App and web page records:
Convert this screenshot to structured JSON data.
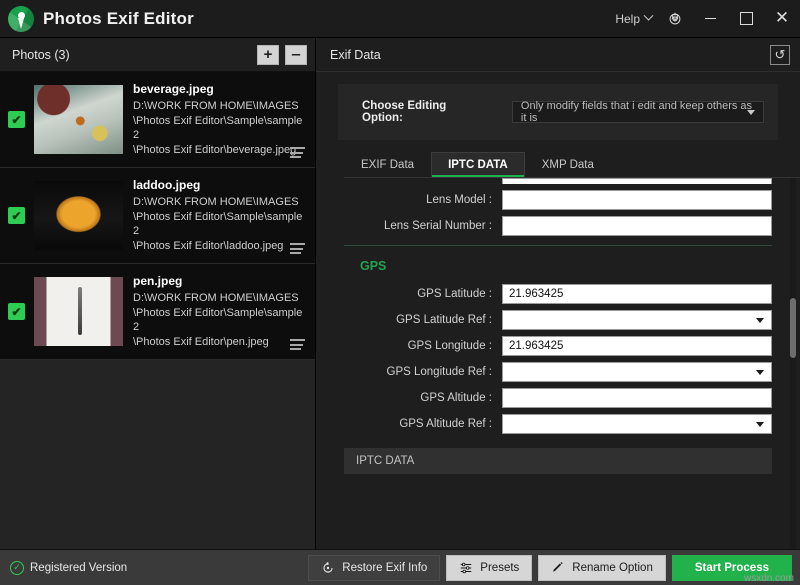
{
  "titlebar": {
    "app_title": "Photos Exif Editor",
    "logo_icon": "aperture-logo-icon",
    "help_label": "Help",
    "gear_icon": "gear-icon",
    "minimize_icon": "minimize-icon",
    "maximize_icon": "maximize-icon",
    "close_icon": "close-icon",
    "close_glyph": "✕"
  },
  "left_panel": {
    "header_label": "Photos (3)",
    "add_label": "+",
    "remove_label": "‒",
    "photos": [
      {
        "name": "beverage.jpeg",
        "path": "D:\\WORK FROM HOME\\IMAGES\n\\Photos Exif Editor\\Sample\\sample 2\n\\Photos Exif Editor\\beverage.jpeg",
        "checked": true,
        "thumb_class": "beverage"
      },
      {
        "name": "laddoo.jpeg",
        "path": "D:\\WORK FROM HOME\\IMAGES\n\\Photos Exif Editor\\Sample\\sample 2\n\\Photos Exif Editor\\laddoo.jpeg",
        "checked": true,
        "thumb_class": "laddoo"
      },
      {
        "name": "pen.jpeg",
        "path": "D:\\WORK FROM HOME\\IMAGES\n\\Photos Exif Editor\\Sample\\sample 2\n\\Photos Exif Editor\\pen.jpeg",
        "checked": true,
        "thumb_class": "pen"
      }
    ],
    "check_glyph": "✔",
    "row_menu_icon": "row-menu-icon"
  },
  "right_panel": {
    "header_label": "Exif Data",
    "reset_icon": "reset-icon",
    "reset_glyph": "↺",
    "editing_option": {
      "label": "Choose Editing Option:",
      "value": "Only modify fields that i edit and keep others as it is"
    },
    "tabs": [
      {
        "label": "EXIF Data",
        "active": false
      },
      {
        "label": "IPTC DATA",
        "active": true
      },
      {
        "label": "XMP Data",
        "active": false
      }
    ],
    "fields_top": [
      {
        "label": "Lens Model :",
        "value": "",
        "type": "text"
      },
      {
        "label": "Lens Serial Number :",
        "value": "",
        "type": "text"
      }
    ],
    "gps_group_title": "GPS",
    "gps_fields": [
      {
        "label": "GPS Latitude :",
        "value": "21.963425",
        "type": "text"
      },
      {
        "label": "GPS Latitude Ref :",
        "value": "",
        "type": "select"
      },
      {
        "label": "GPS Longitude :",
        "value": "21.963425",
        "type": "text"
      },
      {
        "label": "GPS Longitude Ref :",
        "value": "",
        "type": "select"
      },
      {
        "label": "GPS Altitude :",
        "value": "",
        "type": "text"
      },
      {
        "label": "GPS Altitude Ref :",
        "value": "",
        "type": "select"
      }
    ],
    "section_bar_label": "IPTC DATA"
  },
  "bottom_bar": {
    "registered_label": "Registered Version",
    "registered_icon": "check-circle-icon",
    "registered_glyph": "✓",
    "restore_label": "Restore Exif Info",
    "restore_icon": "restore-icon",
    "presets_label": "Presets",
    "presets_icon": "sliders-icon",
    "rename_label": "Rename Option",
    "rename_icon": "pencil-icon",
    "start_label": "Start Process",
    "watermark": "wsxdn.com"
  },
  "colors": {
    "accent_green": "#21b24b",
    "tab_underline": "#1eb152",
    "group_title": "#23a34f",
    "checkbox_green": "#2ecc52"
  }
}
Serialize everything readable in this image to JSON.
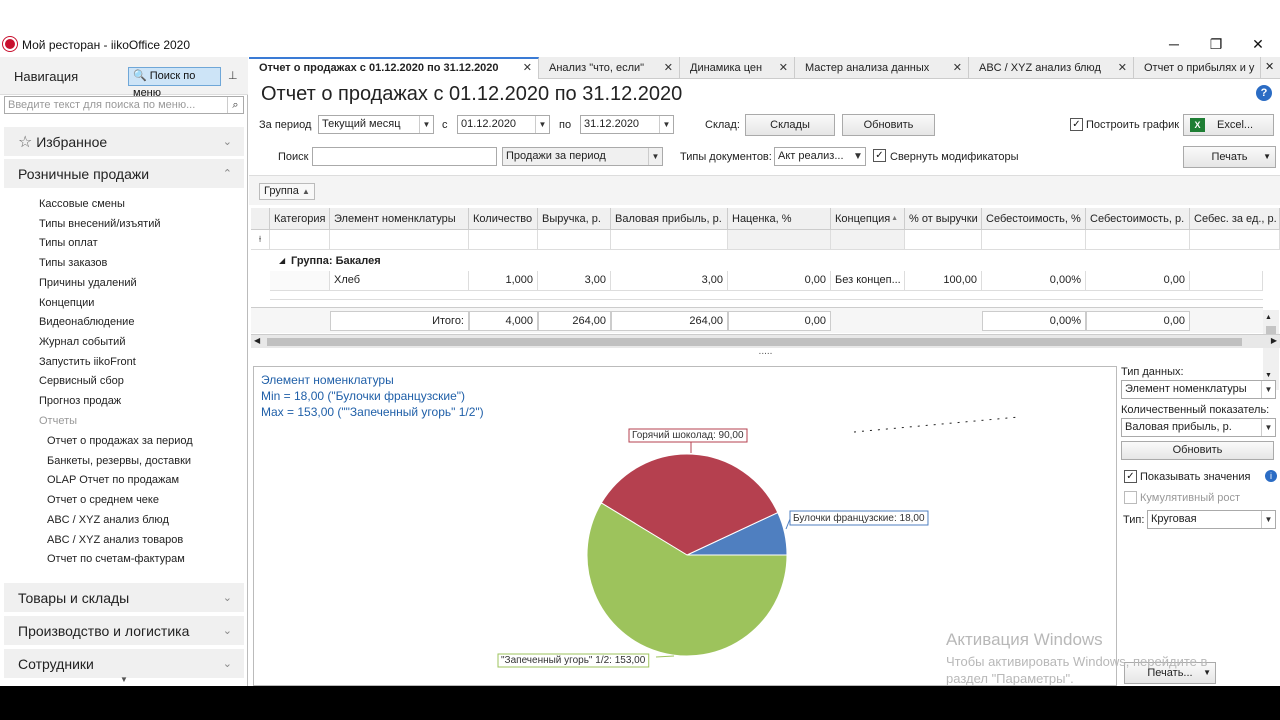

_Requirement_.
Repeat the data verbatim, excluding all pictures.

_Solution_.
Convert this screenshot to structured JSON data.
{
  "titlebar": {
    "app_title": "Photos Exif Editor",
    "logo_icon": "aperture-logo-icon",
    "help_label": "Help",
    "gear_icon": "gear-icon",
    "minimize_icon": "minimize-icon",
    "maximize_icon": "maximize-icon",
    "close_icon": "close-icon",
    "close_glyph": "✕"
  },
  "left_panel": {
    "header_label": "Photos (3)",
    "add_label": "+",
    "remove_label": "‒",
    "photos": [
      {
        "name": "beverage.jpeg",
        "path": "D:\\WORK FROM HOME\\IMAGES\n\\Photos Exif Editor\\Sample\\sample 2\n\\Photos Exif Editor\\beverage.jpeg",
        "checked": true,
        "thumb_class": "beverage"
      },
      {
        "name": "laddoo.jpeg",
        "path": "D:\\WORK FROM HOME\\IMAGES\n\\Photos Exif Editor\\Sample\\sample 2\n\\Photos Exif Editor\\laddoo.jpeg",
        "checked": true,
        "thumb_class": "laddoo"
      },
      {
        "name": "pen.jpeg",
        "path": "D:\\WORK FROM HOME\\IMAGES\n\\Photos Exif Editor\\Sample\\sample 2\n\\Photos Exif Editor\\pen.jpeg",
        "checked": true,
        "thumb_class": "pen"
      }
    ],
    "check_glyph": "✔",
    "row_menu_icon": "row-menu-icon"
  },
  "right_panel": {
    "header_label": "Exif Data",
    "reset_icon": "reset-icon",
    "reset_glyph": "↺",
    "editing_option": {
      "label": "Choose Editing Option:",
      "value": "Only modify fields that i edit and keep others as it is"
    },
    "tabs": [
      {
        "label": "EXIF Data",
        "active": false
      },
      {
        "label": "IPTC DATA",
        "active": true
      },
      {
        "label": "XMP Data",
        "active": false
      }
    ],
    "fields_top": [
      {
        "label": "Lens Model :",
        "value": "",
        "type": "text"
      },
      {
        "label": "Lens Serial Number :",
        "value": "",
        "type": "text"
      }
    ],
    "gps_group_title": "GPS",
    "gps_fields": [
      {
        "label": "GPS Latitude :",
        "value": "21.963425",
        "type": "text"
      },
      {
        "label": "GPS Latitude Ref :",
        "value": "",
        "type": "select"
      },
      {
        "label": "GPS Longitude :",
        "value": "21.963425",
        "type": "text"
      },
      {
        "label": "GPS Longitude Ref :",
        "value": "",
        "type": "select"
      },
      {
        "label": "GPS Altitude :",
        "value": "",
        "type": "text"
      },
      {
        "label": "GPS Altitude Ref :",
        "value": "",
        "type": "select"
      }
    ],
    "section_bar_label": "IPTC DATA"
  },
  "bottom_bar": {
    "registered_label": "Registered Version",
    "registered_icon": "check-circle-icon",
    "registered_glyph": "✓",
    "restore_label": "Restore Exif Info",
    "restore_icon": "restore-icon",
    "presets_label": "Presets",
    "presets_icon": "sliders-icon",
    "rename_label": "Rename Option",
    "rename_icon": "pencil-icon",
    "start_label": "Start Process",
    "watermark": "wsxdn.com"
  },
  "colors": {
    "accent_green": "#21b24b",
    "tab_underline": "#1eb152",
    "group_title": "#23a34f",
    "checkbox_green": "#2ecc52"
  }
}
Serialize everything readable in this image to JSON.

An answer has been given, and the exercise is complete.